Recorded data
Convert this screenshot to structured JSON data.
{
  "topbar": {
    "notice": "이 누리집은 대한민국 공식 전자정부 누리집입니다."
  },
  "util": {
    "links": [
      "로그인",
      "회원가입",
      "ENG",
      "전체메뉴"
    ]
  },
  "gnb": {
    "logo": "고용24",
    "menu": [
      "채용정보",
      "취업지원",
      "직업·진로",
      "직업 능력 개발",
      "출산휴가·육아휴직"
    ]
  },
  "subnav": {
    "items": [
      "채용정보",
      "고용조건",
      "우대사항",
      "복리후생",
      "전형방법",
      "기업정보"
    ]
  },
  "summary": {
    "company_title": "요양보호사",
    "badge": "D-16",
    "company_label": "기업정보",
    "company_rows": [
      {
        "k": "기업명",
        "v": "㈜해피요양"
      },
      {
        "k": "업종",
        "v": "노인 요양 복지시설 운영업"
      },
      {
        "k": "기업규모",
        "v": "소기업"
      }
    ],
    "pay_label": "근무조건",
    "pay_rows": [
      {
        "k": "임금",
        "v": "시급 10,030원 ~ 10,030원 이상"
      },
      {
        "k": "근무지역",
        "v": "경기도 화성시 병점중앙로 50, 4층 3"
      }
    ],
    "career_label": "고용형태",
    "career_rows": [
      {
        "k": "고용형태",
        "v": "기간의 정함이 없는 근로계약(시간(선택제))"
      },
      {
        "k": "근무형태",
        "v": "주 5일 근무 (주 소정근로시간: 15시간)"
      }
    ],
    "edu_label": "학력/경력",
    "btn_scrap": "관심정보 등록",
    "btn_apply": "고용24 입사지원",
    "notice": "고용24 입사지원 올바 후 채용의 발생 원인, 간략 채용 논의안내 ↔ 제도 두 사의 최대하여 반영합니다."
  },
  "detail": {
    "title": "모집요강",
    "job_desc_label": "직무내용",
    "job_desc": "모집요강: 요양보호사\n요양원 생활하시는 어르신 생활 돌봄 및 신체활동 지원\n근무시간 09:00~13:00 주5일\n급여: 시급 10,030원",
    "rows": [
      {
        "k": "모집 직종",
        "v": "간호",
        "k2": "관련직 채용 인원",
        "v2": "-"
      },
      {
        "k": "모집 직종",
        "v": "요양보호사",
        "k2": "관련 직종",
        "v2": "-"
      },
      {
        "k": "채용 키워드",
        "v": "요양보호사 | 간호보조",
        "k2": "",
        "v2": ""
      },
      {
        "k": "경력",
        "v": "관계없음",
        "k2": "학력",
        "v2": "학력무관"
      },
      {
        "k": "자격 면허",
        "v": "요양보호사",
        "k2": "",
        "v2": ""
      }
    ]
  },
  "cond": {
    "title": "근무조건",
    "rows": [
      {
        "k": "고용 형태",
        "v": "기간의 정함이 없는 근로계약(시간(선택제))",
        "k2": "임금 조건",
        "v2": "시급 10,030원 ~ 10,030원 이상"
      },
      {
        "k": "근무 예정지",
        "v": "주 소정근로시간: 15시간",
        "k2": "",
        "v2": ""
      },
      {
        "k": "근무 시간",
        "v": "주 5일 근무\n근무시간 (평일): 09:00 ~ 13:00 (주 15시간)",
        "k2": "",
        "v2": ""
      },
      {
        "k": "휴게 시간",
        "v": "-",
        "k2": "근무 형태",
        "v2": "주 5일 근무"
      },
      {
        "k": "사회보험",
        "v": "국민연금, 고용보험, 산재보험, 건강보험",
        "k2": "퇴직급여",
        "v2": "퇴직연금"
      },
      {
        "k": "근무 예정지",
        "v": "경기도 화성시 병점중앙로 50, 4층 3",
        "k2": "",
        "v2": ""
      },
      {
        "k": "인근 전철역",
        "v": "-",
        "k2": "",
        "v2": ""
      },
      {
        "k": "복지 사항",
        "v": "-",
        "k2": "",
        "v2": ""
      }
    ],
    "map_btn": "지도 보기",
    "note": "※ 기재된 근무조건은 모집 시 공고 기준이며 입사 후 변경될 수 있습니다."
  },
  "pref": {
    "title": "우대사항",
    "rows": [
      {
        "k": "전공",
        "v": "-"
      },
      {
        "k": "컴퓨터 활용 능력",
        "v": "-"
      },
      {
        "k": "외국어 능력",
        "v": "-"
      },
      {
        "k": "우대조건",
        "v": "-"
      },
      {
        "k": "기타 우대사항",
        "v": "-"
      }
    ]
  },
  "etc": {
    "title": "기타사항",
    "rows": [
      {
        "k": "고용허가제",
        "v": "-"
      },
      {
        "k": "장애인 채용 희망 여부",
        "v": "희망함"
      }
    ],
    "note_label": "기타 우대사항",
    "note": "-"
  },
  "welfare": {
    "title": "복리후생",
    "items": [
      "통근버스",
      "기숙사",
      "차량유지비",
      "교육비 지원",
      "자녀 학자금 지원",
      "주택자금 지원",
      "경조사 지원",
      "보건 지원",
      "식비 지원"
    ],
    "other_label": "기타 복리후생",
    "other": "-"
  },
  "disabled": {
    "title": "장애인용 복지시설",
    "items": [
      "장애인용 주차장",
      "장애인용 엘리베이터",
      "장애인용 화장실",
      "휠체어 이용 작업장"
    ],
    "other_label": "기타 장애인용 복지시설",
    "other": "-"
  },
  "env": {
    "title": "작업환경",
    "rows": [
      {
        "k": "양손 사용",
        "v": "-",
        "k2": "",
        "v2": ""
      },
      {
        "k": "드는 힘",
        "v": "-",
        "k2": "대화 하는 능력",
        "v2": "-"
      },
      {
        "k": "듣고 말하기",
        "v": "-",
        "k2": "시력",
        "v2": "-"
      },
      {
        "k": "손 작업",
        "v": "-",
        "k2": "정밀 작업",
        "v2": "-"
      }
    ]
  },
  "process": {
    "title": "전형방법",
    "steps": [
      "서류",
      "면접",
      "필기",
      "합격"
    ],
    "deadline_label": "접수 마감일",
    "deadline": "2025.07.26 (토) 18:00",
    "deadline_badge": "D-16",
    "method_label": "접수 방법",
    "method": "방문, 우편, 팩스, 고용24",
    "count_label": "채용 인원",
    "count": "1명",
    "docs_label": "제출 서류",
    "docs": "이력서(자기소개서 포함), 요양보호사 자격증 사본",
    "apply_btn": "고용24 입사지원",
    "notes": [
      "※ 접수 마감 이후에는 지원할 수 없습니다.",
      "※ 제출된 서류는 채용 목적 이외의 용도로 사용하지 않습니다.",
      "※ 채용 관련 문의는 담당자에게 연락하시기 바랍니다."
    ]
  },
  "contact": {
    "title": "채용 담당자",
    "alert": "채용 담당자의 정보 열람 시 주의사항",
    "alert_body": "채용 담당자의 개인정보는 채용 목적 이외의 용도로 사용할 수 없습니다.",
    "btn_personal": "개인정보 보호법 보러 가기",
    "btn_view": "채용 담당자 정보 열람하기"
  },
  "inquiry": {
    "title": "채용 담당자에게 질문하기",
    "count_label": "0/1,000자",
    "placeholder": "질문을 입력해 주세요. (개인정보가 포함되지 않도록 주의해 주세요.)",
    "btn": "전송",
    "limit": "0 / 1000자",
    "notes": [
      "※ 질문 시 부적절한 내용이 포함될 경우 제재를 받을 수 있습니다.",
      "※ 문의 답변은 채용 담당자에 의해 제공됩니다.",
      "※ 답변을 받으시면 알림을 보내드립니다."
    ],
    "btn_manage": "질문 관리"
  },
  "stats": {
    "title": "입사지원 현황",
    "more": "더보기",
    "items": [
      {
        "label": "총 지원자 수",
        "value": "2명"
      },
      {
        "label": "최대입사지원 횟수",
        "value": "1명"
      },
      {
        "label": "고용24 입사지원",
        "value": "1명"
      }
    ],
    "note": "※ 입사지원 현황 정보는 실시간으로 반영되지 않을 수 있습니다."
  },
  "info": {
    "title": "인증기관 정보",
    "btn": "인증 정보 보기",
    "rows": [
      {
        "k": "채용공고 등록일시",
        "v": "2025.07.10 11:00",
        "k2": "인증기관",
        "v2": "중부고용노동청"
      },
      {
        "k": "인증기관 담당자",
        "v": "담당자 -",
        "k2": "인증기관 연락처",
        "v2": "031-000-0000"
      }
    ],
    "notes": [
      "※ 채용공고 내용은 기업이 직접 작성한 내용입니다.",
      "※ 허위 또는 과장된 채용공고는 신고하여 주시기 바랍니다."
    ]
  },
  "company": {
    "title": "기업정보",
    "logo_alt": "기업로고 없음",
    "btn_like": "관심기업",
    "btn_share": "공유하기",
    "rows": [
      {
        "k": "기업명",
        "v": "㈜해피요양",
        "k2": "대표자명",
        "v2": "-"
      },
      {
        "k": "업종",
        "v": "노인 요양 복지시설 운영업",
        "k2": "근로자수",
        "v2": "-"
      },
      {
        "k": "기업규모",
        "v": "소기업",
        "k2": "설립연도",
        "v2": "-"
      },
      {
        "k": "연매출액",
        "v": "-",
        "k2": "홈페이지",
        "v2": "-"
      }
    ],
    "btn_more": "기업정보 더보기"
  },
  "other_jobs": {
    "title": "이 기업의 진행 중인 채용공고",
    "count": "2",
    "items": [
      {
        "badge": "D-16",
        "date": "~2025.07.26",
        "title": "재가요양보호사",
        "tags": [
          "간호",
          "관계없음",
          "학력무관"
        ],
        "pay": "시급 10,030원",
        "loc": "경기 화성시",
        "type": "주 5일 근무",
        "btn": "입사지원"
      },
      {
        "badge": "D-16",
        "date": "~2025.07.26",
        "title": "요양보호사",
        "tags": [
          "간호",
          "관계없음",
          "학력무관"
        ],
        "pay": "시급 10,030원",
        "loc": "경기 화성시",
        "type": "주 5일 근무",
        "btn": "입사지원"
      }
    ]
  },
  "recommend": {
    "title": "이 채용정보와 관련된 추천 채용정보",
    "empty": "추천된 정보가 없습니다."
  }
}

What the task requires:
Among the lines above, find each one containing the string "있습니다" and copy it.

Exercise answer:
    "note": "※ 기재된 근무조건은 모집 시 공고 기준이며 입사 후 변경될 수 있습니다."
      "※ 질문 시 부적절한 내용이 포함될 경우 제재를 받을 수 있습니다.",
    "note": "※ 입사지원 현황 정보는 실시간으로 반영되지 않을 수 있습니다."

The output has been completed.